» **TASK**:
Determine the number of lines in the listing that contain "badge". Write only that number.

■ ■ ■ ■ ■

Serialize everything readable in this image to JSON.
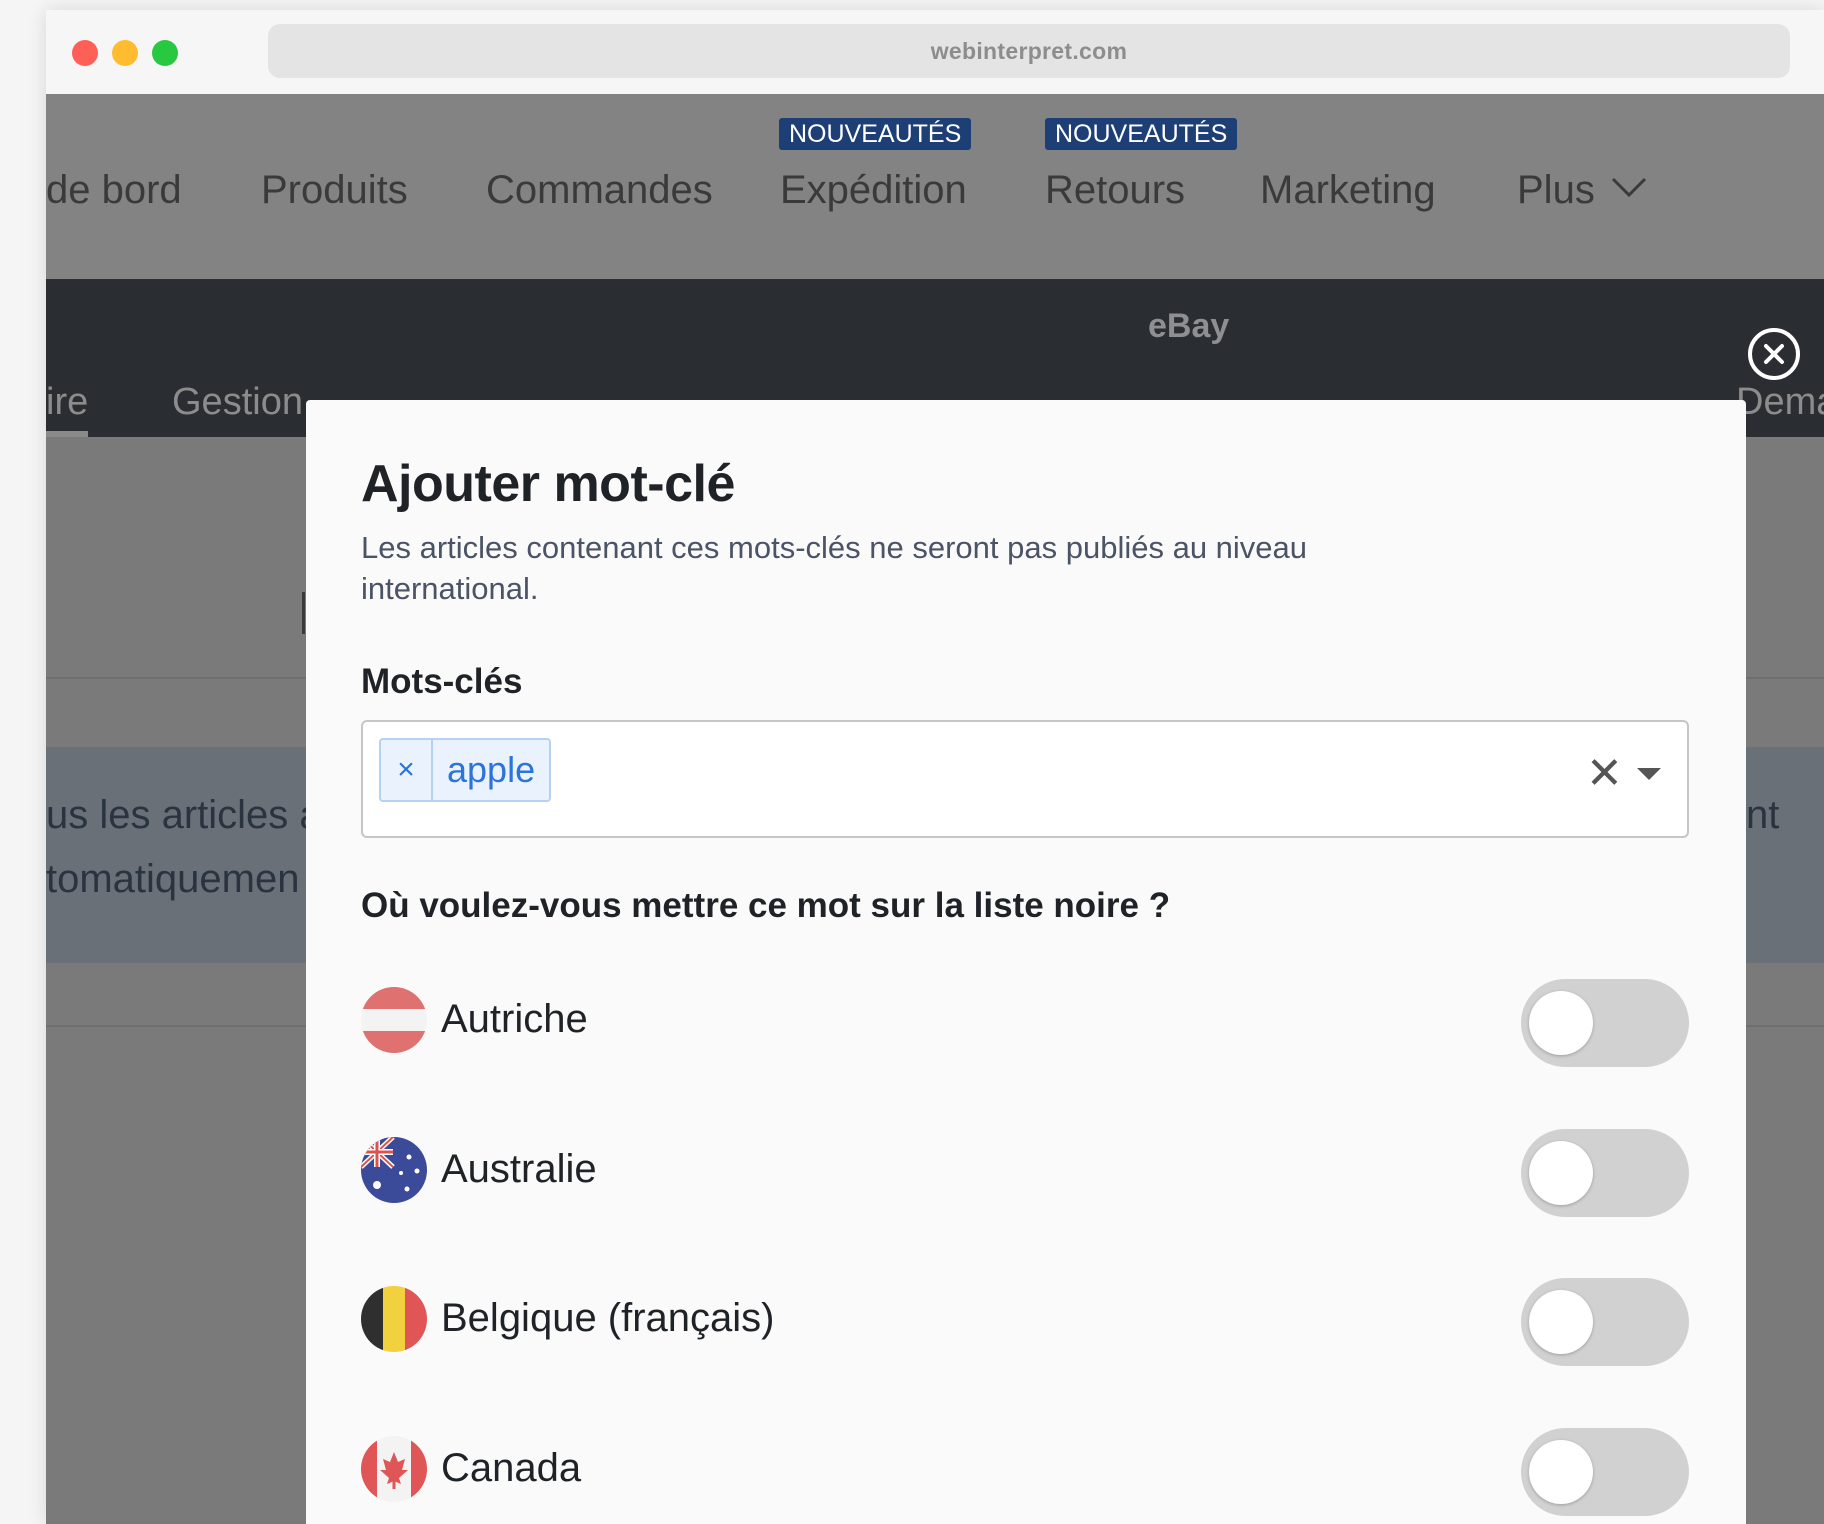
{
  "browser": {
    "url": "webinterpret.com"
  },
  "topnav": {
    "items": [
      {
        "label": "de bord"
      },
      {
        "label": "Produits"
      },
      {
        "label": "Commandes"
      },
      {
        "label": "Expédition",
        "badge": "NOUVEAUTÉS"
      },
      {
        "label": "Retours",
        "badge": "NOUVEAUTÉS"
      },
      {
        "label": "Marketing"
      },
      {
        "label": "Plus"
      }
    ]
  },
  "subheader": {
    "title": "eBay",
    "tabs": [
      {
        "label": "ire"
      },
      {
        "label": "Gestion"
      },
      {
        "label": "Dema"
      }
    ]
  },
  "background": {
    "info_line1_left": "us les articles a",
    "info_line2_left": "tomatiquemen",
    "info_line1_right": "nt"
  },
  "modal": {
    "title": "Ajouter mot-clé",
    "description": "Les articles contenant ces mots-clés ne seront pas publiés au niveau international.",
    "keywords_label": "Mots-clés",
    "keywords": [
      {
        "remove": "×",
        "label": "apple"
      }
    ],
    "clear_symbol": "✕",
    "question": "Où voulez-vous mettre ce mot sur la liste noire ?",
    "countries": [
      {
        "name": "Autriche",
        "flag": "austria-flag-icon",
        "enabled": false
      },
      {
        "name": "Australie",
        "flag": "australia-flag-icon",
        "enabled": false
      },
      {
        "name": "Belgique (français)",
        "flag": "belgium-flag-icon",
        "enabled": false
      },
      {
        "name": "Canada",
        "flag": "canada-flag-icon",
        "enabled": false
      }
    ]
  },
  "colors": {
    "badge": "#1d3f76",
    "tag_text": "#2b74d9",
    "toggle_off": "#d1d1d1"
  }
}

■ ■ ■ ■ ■

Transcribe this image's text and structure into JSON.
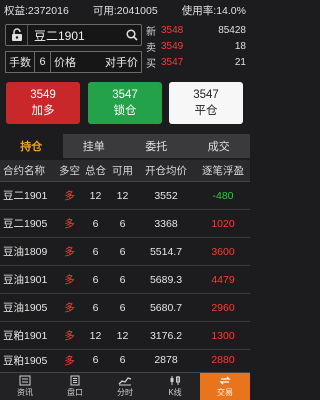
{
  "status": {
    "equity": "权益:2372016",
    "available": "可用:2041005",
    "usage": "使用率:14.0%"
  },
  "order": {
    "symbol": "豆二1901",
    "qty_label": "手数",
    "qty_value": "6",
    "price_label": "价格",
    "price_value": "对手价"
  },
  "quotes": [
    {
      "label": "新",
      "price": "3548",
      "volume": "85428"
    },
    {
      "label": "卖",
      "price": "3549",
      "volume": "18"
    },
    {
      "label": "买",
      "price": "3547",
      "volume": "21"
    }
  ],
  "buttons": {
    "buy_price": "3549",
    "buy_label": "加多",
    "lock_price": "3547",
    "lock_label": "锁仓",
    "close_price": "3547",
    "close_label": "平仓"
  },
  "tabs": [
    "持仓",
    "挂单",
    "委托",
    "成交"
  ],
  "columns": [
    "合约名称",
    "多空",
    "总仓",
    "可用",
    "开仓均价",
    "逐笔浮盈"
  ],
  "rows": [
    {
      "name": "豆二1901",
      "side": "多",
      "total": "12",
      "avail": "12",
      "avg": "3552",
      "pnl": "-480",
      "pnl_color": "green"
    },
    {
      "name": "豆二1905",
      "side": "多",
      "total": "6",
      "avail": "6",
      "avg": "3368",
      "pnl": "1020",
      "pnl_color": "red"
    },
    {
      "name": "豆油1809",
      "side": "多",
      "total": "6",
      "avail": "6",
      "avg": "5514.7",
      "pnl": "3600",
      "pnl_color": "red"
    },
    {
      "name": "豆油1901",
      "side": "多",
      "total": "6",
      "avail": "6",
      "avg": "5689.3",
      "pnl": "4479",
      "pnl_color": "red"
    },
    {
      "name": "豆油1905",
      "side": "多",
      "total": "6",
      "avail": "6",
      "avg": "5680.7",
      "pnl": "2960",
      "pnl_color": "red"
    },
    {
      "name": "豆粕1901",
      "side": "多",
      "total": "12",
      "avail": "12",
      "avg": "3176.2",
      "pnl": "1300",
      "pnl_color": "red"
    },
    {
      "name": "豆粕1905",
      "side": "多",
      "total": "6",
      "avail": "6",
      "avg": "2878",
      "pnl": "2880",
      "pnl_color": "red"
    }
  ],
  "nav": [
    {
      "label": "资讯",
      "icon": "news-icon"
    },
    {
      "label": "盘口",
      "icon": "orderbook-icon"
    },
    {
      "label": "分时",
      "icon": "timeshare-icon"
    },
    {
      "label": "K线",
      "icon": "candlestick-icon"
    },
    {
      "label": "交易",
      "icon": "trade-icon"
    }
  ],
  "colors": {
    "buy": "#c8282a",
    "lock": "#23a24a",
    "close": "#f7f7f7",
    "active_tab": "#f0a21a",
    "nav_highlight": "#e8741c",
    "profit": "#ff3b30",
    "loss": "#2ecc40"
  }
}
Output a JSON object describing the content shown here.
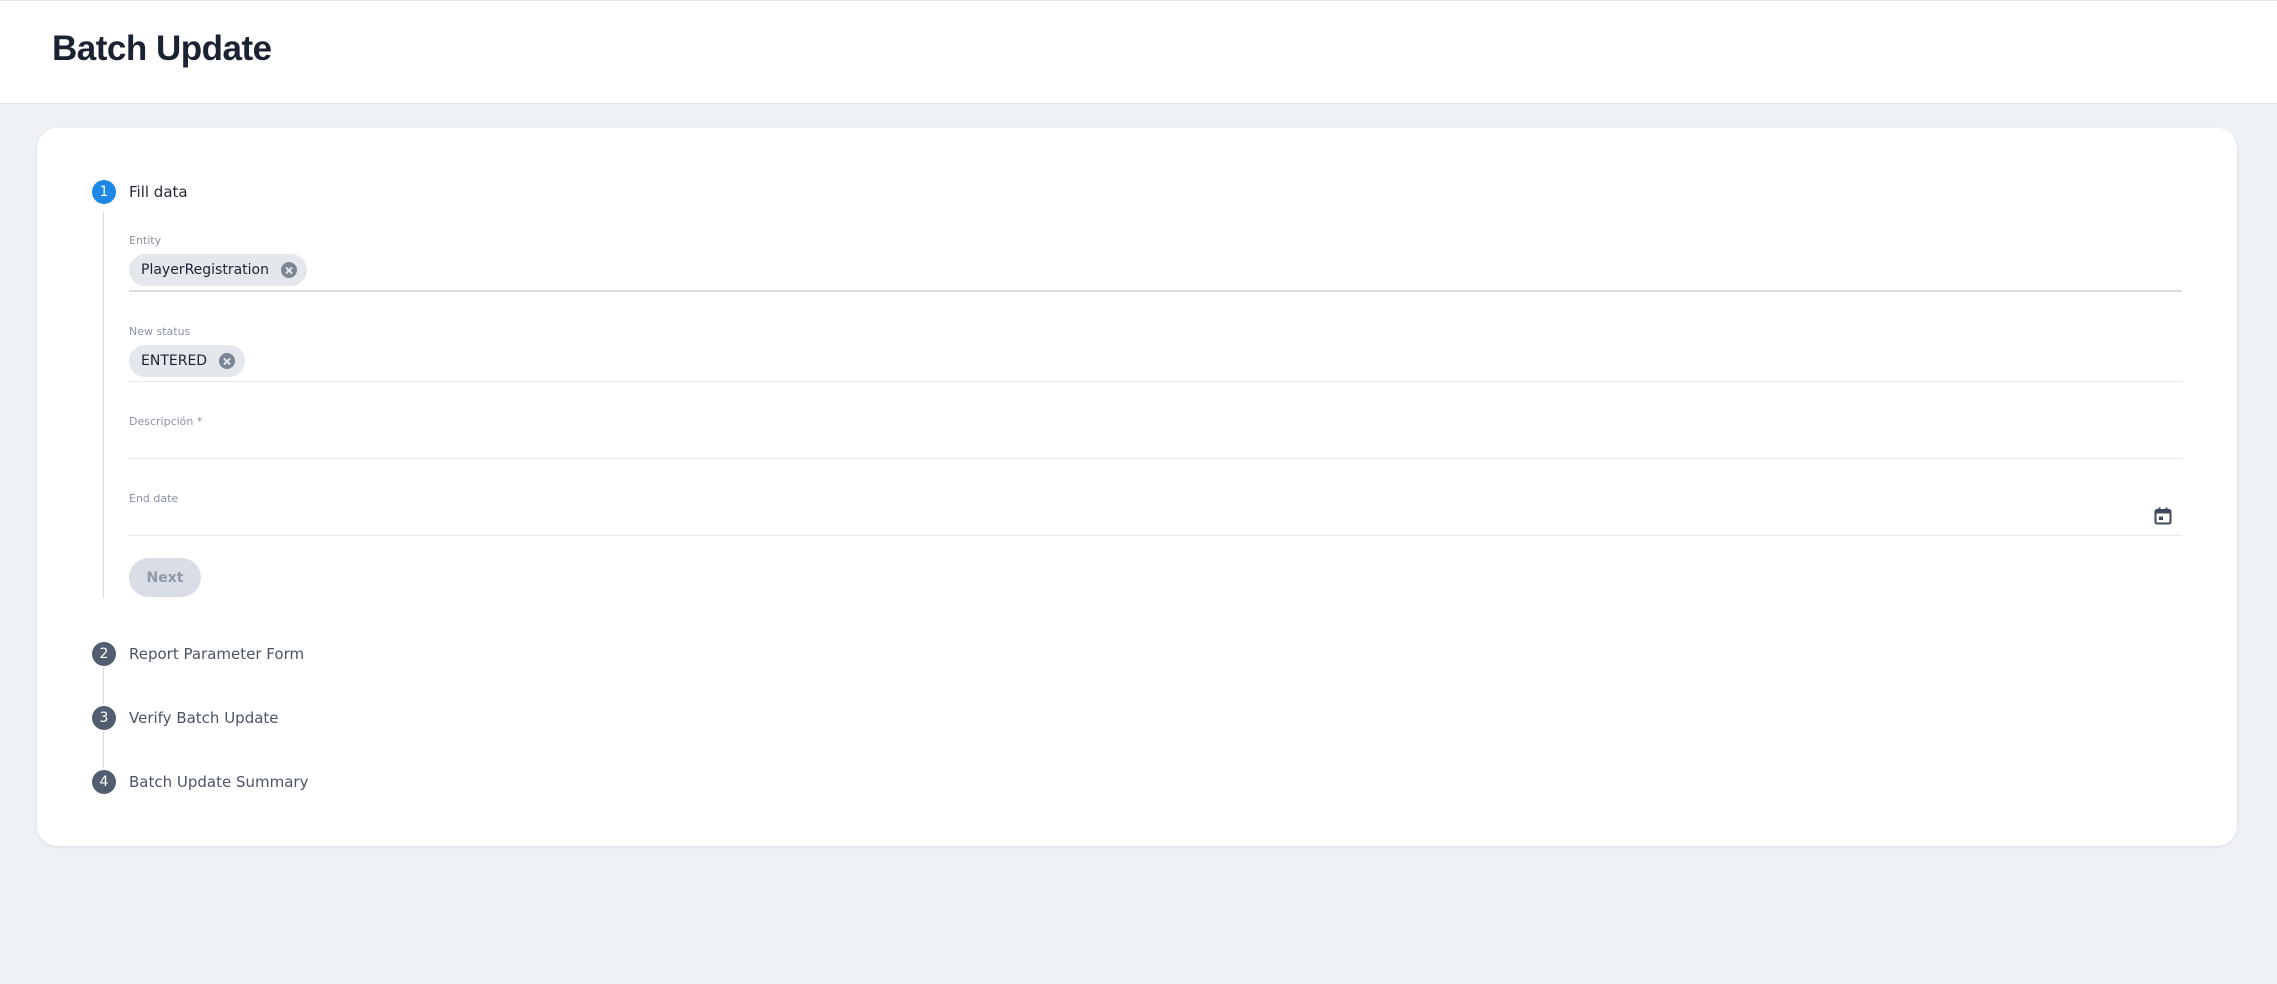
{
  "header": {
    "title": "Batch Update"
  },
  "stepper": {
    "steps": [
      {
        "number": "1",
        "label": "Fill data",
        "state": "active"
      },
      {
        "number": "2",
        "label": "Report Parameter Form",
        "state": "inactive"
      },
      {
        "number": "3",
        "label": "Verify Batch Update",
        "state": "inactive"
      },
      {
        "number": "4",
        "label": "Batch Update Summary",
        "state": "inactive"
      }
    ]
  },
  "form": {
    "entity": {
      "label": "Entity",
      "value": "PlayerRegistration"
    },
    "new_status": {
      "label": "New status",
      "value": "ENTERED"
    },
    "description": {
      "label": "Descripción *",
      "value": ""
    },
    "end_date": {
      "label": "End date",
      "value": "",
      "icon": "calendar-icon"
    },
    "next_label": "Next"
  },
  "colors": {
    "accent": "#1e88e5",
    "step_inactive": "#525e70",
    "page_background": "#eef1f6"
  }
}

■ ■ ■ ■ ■

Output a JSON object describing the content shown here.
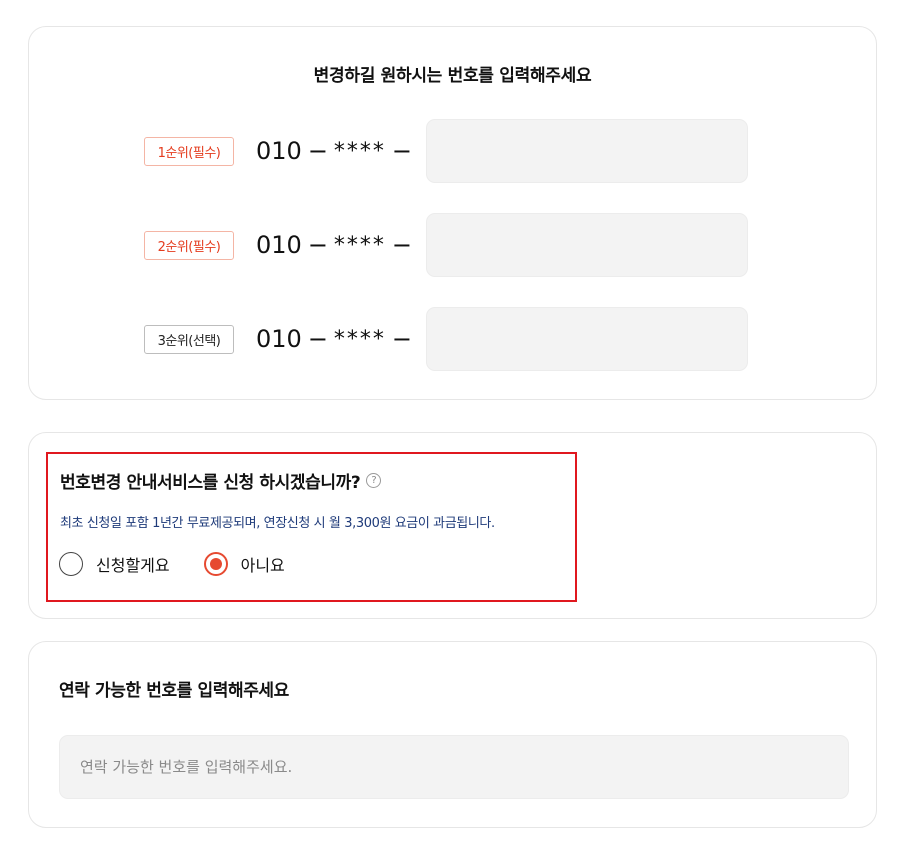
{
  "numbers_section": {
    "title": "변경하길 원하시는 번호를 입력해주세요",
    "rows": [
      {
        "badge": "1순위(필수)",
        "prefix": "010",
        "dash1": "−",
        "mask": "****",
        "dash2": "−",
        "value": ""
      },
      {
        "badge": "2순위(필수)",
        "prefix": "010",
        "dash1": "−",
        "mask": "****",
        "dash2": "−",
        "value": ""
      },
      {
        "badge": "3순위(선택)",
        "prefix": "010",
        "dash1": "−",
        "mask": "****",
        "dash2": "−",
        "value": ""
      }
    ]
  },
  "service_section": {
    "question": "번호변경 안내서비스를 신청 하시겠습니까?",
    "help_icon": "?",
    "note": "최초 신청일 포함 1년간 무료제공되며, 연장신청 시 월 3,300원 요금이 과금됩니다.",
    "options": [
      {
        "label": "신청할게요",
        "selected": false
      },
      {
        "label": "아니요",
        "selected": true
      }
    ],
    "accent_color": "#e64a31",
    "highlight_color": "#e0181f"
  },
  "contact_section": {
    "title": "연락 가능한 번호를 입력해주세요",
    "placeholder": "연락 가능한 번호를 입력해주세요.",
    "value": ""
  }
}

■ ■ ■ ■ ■

» **COMPLETED TASK**:
6